Double Precision Units in Kepler?

http://www.nvidia.com/content/PDF/kepler/NVIDIA-Kepler-GK110-Architecture-Whitepaper.pdf

I thought we use vector lengths as multiple of 32 because a warp has 32 CUDA cores.

However, it seems that there exist another units for double precisions, and CUDA cores seem to work only on single precision operations.

What I’m doing with my code all consist of double precision operations.

Do I still have to use vector length of 32?

If CUDA cores are for single precisions, what do they do during double precision operations?

I thought we use vector lengths as multiple of 32 because a warp has 32 CUDA cores.

A warp has 32 threads, not cores. Threads, warps, and blocks are programming elements. Compute units, cores, and multi-processor are hardware elements. Multiple warps may be actively running at the same time on different computing elements.

Do I still have to use vector length of 32?

The floating point precision you’re using has no effect on the vector length. While using double precision may require threads to share resources and thus effect performance, this does not change how you program.

If CUDA cores are for single precisions, what do they do during double precision operations?

That will depend. If you have another warp performing single precision or integer instructions, then the other compute units will be occupied with these instructions. If all the active warps are only performing double precision, then you’d have inactive elements.

See the section labeled “Streaming Multiprocessor (SMX) Architecture” for more details.

  • Mat

Does CUDA or OpenCL also have separate programming elements?

It’s easy to understand the hierarchy of workitems in case of single precision because a vector and a warp can be directly mapped to an ALU(CUDA Core) and a SIMD engine.

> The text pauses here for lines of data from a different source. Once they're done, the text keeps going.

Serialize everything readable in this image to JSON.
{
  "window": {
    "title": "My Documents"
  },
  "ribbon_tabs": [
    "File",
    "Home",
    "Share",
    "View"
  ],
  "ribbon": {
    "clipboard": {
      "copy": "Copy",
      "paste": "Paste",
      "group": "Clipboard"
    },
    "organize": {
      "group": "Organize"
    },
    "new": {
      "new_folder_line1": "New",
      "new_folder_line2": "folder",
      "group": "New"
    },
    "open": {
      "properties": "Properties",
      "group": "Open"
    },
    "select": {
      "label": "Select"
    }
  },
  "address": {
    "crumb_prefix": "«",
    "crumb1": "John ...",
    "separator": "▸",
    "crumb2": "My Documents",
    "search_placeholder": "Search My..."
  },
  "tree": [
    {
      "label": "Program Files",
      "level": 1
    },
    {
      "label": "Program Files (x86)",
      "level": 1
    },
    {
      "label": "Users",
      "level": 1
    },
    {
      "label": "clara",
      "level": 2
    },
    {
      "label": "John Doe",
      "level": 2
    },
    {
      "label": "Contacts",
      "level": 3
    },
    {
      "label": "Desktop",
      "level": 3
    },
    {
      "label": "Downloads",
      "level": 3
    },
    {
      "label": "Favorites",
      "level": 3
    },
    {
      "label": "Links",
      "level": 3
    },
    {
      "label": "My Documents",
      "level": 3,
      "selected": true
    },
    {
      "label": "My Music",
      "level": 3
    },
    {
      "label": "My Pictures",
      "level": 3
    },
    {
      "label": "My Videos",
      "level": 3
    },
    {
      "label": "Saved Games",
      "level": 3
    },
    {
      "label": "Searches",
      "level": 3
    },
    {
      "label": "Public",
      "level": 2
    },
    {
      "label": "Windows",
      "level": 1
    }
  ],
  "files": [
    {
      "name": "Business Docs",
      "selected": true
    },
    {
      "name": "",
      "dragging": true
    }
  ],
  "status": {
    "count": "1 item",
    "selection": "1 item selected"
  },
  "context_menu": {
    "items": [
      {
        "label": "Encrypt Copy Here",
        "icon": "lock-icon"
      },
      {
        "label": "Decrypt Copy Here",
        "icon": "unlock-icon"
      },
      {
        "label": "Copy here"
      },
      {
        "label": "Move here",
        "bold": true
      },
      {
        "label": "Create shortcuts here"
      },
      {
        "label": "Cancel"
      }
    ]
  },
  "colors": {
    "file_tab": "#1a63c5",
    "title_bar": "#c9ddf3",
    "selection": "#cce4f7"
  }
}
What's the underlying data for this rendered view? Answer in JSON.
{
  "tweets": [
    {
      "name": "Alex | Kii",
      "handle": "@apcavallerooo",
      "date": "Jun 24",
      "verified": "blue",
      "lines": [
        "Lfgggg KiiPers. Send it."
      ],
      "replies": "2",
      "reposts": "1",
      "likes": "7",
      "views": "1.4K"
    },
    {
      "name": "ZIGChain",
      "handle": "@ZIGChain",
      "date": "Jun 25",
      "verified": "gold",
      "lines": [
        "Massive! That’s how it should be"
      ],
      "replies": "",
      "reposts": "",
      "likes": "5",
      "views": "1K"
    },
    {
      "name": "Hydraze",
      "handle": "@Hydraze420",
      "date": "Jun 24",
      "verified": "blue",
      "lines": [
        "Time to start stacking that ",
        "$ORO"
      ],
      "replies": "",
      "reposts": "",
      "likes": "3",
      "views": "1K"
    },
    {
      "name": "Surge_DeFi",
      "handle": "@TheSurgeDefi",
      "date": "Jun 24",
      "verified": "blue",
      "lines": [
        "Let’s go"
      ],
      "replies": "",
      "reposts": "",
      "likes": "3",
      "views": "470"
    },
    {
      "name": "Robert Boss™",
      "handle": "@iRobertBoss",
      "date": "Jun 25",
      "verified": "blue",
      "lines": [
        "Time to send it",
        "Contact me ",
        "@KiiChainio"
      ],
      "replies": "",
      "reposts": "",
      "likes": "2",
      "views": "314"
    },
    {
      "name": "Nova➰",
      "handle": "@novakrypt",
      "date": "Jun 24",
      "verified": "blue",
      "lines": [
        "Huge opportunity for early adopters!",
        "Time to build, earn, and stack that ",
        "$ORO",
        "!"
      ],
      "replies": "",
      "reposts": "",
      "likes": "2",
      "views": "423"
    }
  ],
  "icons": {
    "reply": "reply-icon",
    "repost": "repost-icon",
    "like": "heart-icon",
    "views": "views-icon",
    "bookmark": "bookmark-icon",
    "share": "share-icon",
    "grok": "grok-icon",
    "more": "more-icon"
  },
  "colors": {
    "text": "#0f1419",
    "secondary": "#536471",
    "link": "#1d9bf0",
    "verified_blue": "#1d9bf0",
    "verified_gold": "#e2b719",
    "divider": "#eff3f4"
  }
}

However, in case of double precision, they are not mapped directly.